Website and app data records
* * * *

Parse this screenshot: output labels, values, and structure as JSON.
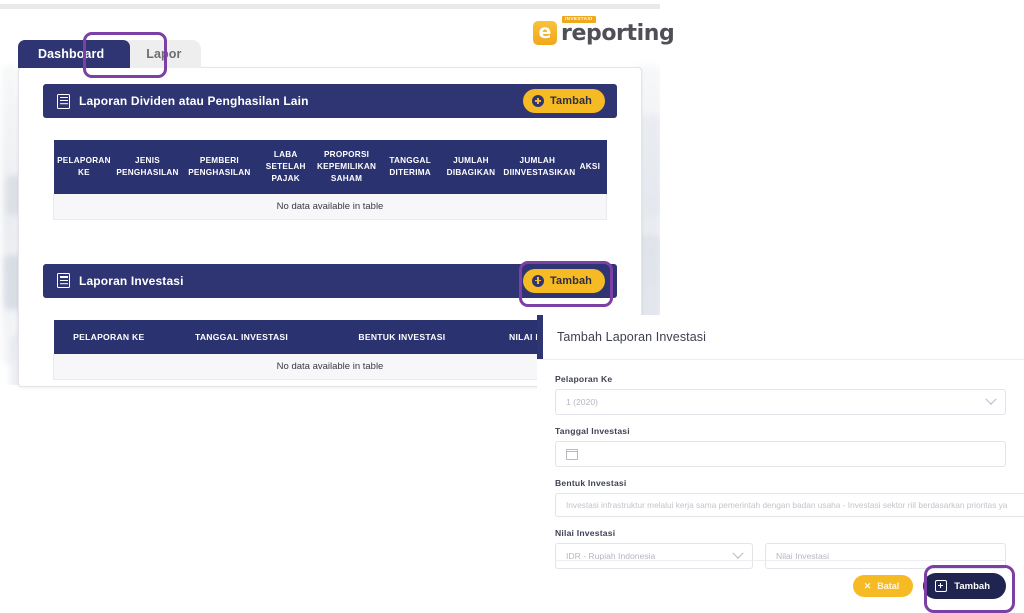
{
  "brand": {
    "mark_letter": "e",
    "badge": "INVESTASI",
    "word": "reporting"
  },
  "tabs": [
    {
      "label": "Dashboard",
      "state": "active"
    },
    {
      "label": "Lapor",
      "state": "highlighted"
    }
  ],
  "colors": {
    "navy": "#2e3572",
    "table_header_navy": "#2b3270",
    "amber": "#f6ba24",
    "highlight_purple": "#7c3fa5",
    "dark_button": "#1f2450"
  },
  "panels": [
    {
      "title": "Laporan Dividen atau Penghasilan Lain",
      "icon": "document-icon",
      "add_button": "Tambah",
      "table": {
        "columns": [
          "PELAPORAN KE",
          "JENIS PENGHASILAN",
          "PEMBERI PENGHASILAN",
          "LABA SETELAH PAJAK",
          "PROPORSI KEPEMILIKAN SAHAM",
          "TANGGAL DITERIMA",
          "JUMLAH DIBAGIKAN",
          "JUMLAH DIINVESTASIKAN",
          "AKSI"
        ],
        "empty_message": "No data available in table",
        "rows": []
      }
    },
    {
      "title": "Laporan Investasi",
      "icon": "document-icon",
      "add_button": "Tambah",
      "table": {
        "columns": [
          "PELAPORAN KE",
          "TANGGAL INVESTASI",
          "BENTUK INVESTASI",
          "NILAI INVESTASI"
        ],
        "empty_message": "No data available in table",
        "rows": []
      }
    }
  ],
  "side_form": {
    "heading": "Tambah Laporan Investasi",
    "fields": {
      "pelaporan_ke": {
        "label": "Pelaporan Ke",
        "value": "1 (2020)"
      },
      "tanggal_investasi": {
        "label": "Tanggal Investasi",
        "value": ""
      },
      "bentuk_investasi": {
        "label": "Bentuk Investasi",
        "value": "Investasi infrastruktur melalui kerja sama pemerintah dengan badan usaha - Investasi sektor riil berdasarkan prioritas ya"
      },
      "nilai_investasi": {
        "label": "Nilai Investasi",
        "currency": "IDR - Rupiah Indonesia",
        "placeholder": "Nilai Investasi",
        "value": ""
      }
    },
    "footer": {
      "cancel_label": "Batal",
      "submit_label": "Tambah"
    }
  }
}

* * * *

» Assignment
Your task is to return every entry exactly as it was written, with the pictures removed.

» The answer
Parse this screenshot: output labels, values, and structure as JSON.
{
  "brand": {
    "mark_letter": "e",
    "badge": "INVESTASI",
    "word": "reporting"
  },
  "tabs": [
    {
      "label": "Dashboard",
      "state": "active"
    },
    {
      "label": "Lapor",
      "state": "highlighted"
    }
  ],
  "colors": {
    "navy": "#2e3572",
    "table_header_navy": "#2b3270",
    "amber": "#f6ba24",
    "highlight_purple": "#7c3fa5",
    "dark_button": "#1f2450"
  },
  "panels": [
    {
      "title": "Laporan Dividen atau Penghasilan Lain",
      "icon": "document-icon",
      "add_button": "Tambah",
      "table": {
        "columns": [
          "PELAPORAN KE",
          "JENIS PENGHASILAN",
          "PEMBERI PENGHASILAN",
          "LABA SETELAH PAJAK",
          "PROPORSI KEPEMILIKAN SAHAM",
          "TANGGAL DITERIMA",
          "JUMLAH DIBAGIKAN",
          "JUMLAH DIINVESTASIKAN",
          "AKSI"
        ],
        "empty_message": "No data available in table",
        "rows": []
      }
    },
    {
      "title": "Laporan Investasi",
      "icon": "document-icon",
      "add_button": "Tambah",
      "table": {
        "columns": [
          "PELAPORAN KE",
          "TANGGAL INVESTASI",
          "BENTUK INVESTASI",
          "NILAI INVESTASI"
        ],
        "empty_message": "No data available in table",
        "rows": []
      }
    }
  ],
  "side_form": {
    "heading": "Tambah Laporan Investasi",
    "fields": {
      "pelaporan_ke": {
        "label": "Pelaporan Ke",
        "value": "1 (2020)"
      },
      "tanggal_investasi": {
        "label": "Tanggal Investasi",
        "value": ""
      },
      "bentuk_investasi": {
        "label": "Bentuk Investasi",
        "value": "Investasi infrastruktur melalui kerja sama pemerintah dengan badan usaha - Investasi sektor riil berdasarkan prioritas ya"
      },
      "nilai_investasi": {
        "label": "Nilai Investasi",
        "currency": "IDR - Rupiah Indonesia",
        "placeholder": "Nilai Investasi",
        "value": ""
      }
    },
    "footer": {
      "cancel_label": "Batal",
      "submit_label": "Tambah"
    }
  }
}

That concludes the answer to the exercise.